As a UK citizen hoping to buy a property in Serbia, is it important to know what to expect when financing your purchase. Under the reciprocity agreements, it is perfectly legal for someone from Great Britain to purchase a home in Serbia, and it is also possible to obtain a mortgage to cover the costs. While the process of obtaining a mortgage for an investment property within the UK is fairly straightforward, it makes sense to seek professional guidance when looking for a mortgage to buy a home in Serbia. A mortgage broker with experience in the overseas market would be the best source of UK property financing advice about how to apply and be accepted for a Serbian home loan as they have a specialist knowledge in the field and can point applicants in the right direction. They can also steer purchasers down the path towards successful completion of their property purchase in a country with unfamiliar processes.
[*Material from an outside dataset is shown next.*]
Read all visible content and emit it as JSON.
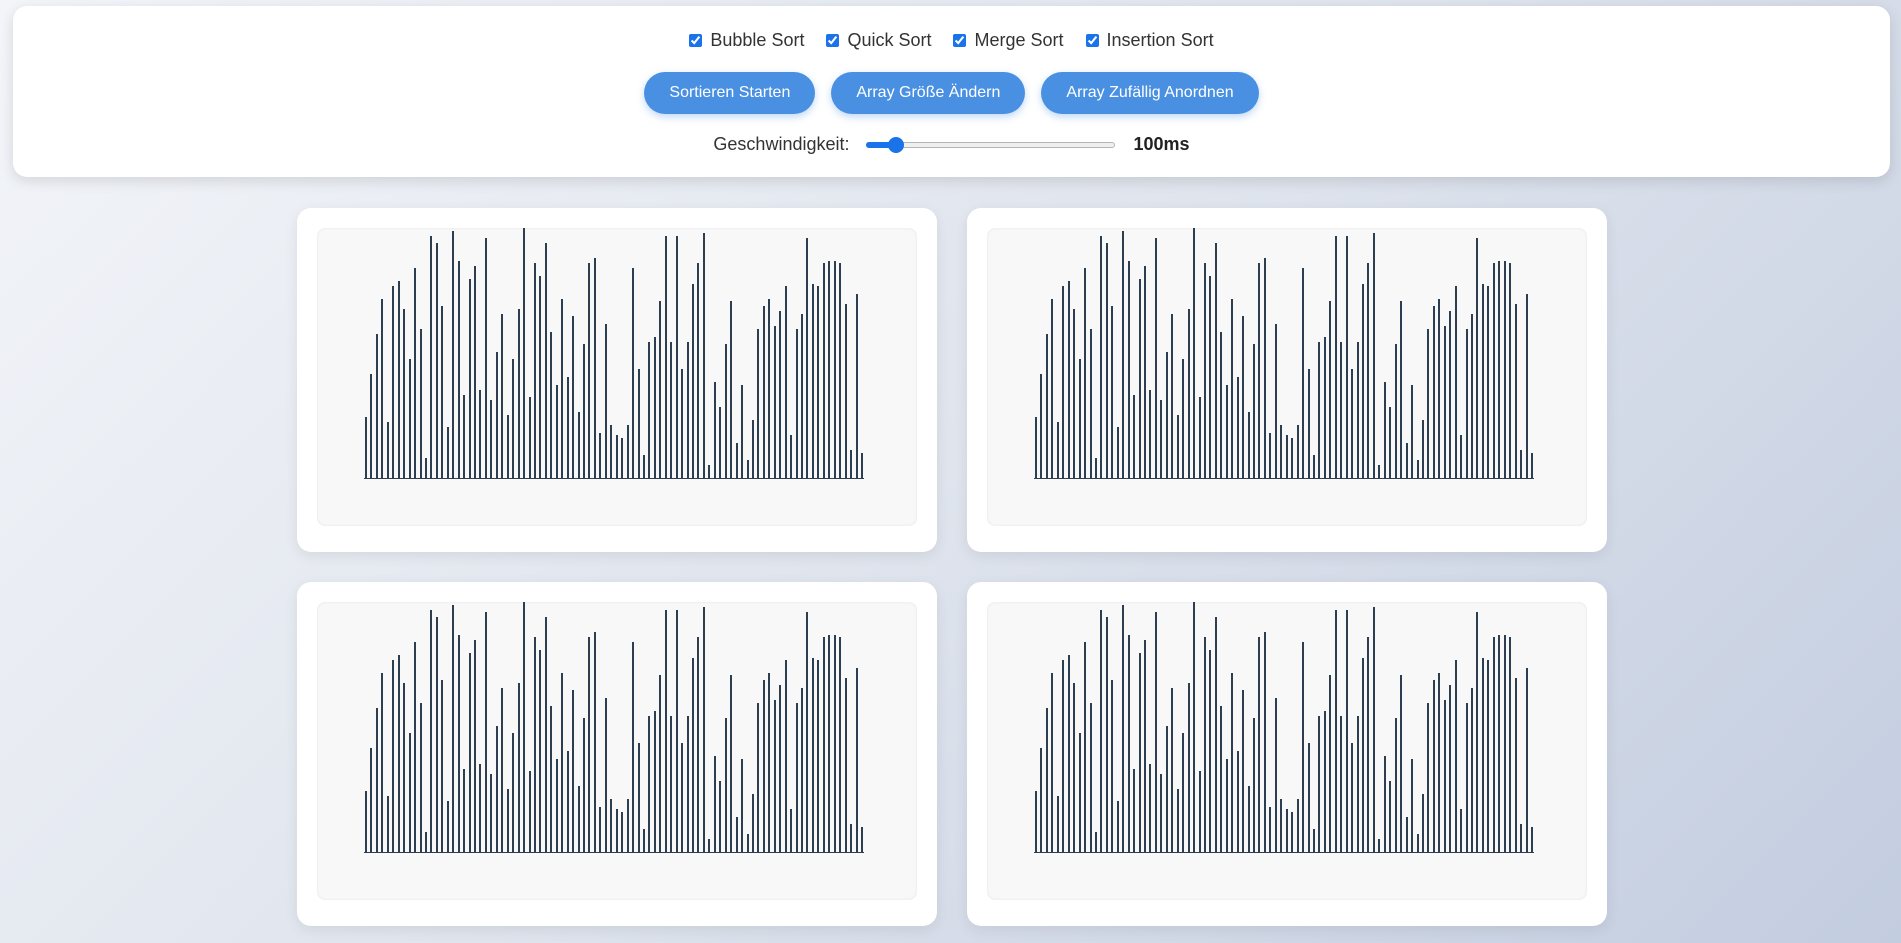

Usually, the maximum loan to value amount permitted in Serbia is 90%, but the bank in any case will require certain proofs of net monthly earnings in order to prove the ability to make the expected repayment amounts. A Serbian version of mortgage indemnity insurance is also required to be paid, known as NKOSK cover. This type of premium is now uncommon in the UK, although it was popular in the past, and is now generally only found on UK mortgages of more than 90% loan to value. Its purpose is to protect the lender in the event of the borrower being unable to afford their repayments.
Luckily, the home buying process in Serbia is not as complex as might be expected, and may even be quicker than in the UK. While in the UK it generally takes between 2 and 3 months to complete a sale, in Serbia the process can take as little as 3 days, and rarely more than six weeks.
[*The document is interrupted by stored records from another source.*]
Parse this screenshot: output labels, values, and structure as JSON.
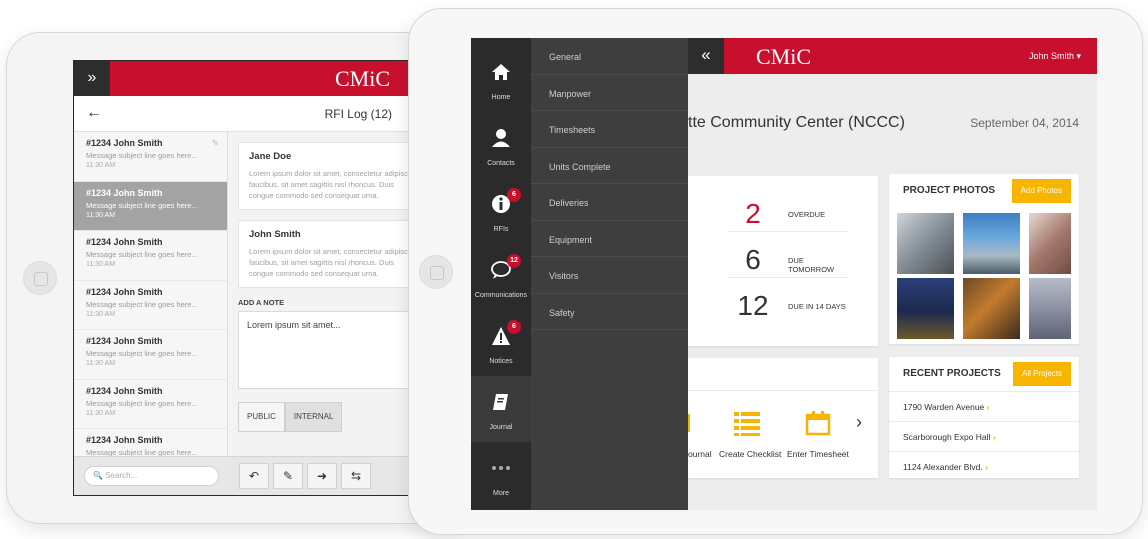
{
  "left_tablet": {
    "brand": "CMiC",
    "title": "RFI Log (12)",
    "messages": [
      {
        "from": "#1234 John Smith",
        "preview": "Message subject line goes here...",
        "time": "11:30 AM",
        "selected": false
      },
      {
        "from": "#1234  John Smith",
        "preview": "Message subject line goes here...",
        "time": "11:30 AM",
        "selected": true
      },
      {
        "from": "#1234 John Smith",
        "preview": "Message subject line goes here...",
        "time": "11:30 AM",
        "selected": false
      },
      {
        "from": "#1234 John Smith",
        "preview": "Message subject line goes here...",
        "time": "11:30 AM",
        "selected": false
      },
      {
        "from": "#1234 John Smith",
        "preview": "Message subject line goes here...",
        "time": "11:30 AM",
        "selected": false
      },
      {
        "from": "#1234 John Smith",
        "preview": "Message subject line goes here...",
        "time": "11:30 AM",
        "selected": false
      },
      {
        "from": "#1234 John Smith",
        "preview": "Message subject line goes here...",
        "time": "",
        "selected": false
      }
    ],
    "comments": [
      {
        "name": "Jane Doe",
        "lines": [
          "Lorem ipsum dolor sit amet, consectetur adipiscing",
          "faucibus, sit amet sagittis nisl rhoncus. Duis",
          "congue commodo sed consequat urna."
        ]
      },
      {
        "name": "John Smith",
        "lines": [
          "Lorem ipsum dolor sit amet, consectetur adipiscing",
          "faucibus, sit amet sagittis nisl rhoncus. Duis",
          "congue commodo sed consequat urna."
        ]
      }
    ],
    "add_note_label": "ADD A NOTE",
    "note_value": "Lorem ipsum sit amet...",
    "visibility": {
      "public": "PUBLIC",
      "internal": "INTERNAL"
    },
    "search_placeholder": "Search..."
  },
  "right_tablet": {
    "brand": "CMiC",
    "user": "John Smith ▾",
    "nav": [
      {
        "label": "Home",
        "icon": "home-icon",
        "badge": ""
      },
      {
        "label": "Contacts",
        "icon": "contact-icon",
        "badge": ""
      },
      {
        "label": "RFIs",
        "icon": "info-icon",
        "badge": "6"
      },
      {
        "label": "Communications",
        "icon": "chat-icon",
        "badge": "12"
      },
      {
        "label": "Notices",
        "icon": "warning-icon",
        "badge": "6"
      },
      {
        "label": "Journal",
        "icon": "journal-icon",
        "badge": ""
      },
      {
        "label": "More",
        "icon": "more-icon",
        "badge": ""
      }
    ],
    "sub_nav": [
      "General",
      "Manpower",
      "Timesheets",
      "Units Complete",
      "Deliveries",
      "Equipment",
      "Visitors",
      "Safety"
    ],
    "project_title": "tte Community Center (NCCC)",
    "date": "September 04, 2014",
    "due": [
      {
        "count": "2",
        "label": "OVERDUE",
        "highlight": true
      },
      {
        "count": "6",
        "label": "DUE TOMORROW",
        "highlight": false
      },
      {
        "count": "12",
        "label": "DUE IN 14 DAYS",
        "highlight": false
      }
    ],
    "actions": [
      "ournal",
      "Create Checklist",
      "Enter Timesheet"
    ],
    "photos": {
      "title": "PROJECT PHOTOS",
      "button": "Add Photos"
    },
    "recent": {
      "title": "RECENT PROJECTS",
      "button": "All Projects",
      "items": [
        "1790 Warden Avenue",
        "Scarborough Expo Hall",
        "1124 Alexander Blvd."
      ]
    },
    "colors": {
      "brand_red": "#c8102e",
      "accent_yellow": "#f7b500",
      "nav_dark": "#2b2b2b"
    }
  }
}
Once a property has been selected, the purchaser simply makes an offer, and on its acceptance signs a notarised preliminary agreement together with putting down a deposit of between 10 and 15% of the home’s total value. Once this has been done, the deposit is generally lost if the purchaser backs out of the agreement, and therefore problems such as gazumping or the seller withdrawing the property from the market which can cause stress and delays in the UK property market are eliminated.
The buyer’s solicitor will check the paperwork to ensure that the title deeds are in order which is even more important in Serbia than in the UK as there is a danger that the property may not actually belong to the named seller. Once the paperwork has been approved, any amended details will be added to the contract and the finalised agreement will be certified in the presence of the notary, making the buyer the legal owner.
It is only at this point that the property’s value is assessed by the Inland Revenue Office and the required amount of property tax must be paid. Once the agreed price has been paid, the buying process is complete, although a 6 step property registration process must be completed which takes 91 days to completely finish the procedure.